[App and web page records]
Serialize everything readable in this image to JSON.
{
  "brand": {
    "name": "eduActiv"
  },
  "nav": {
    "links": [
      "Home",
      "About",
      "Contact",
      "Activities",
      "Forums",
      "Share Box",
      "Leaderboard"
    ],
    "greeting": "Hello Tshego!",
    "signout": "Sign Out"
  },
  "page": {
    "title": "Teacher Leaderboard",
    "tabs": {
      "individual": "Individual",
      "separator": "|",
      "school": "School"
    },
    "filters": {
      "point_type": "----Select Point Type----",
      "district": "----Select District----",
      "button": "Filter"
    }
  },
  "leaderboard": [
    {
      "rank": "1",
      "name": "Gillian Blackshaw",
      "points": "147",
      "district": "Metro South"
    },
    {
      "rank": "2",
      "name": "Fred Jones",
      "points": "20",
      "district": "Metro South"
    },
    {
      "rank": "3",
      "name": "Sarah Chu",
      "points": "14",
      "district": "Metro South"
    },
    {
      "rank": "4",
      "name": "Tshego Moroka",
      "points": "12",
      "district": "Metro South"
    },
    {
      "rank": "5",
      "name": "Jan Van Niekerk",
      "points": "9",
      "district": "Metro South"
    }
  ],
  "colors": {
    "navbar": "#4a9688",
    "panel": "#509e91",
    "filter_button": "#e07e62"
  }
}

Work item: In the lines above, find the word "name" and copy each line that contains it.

Solution:
    "name": "eduActiv"
      "name": "Gillian Blackshaw",
      "name": "Fred Jones",
      "name": "Sarah Chu",
      "name": "Tshego Moroka",
      "name": "Jan Van Niekerk",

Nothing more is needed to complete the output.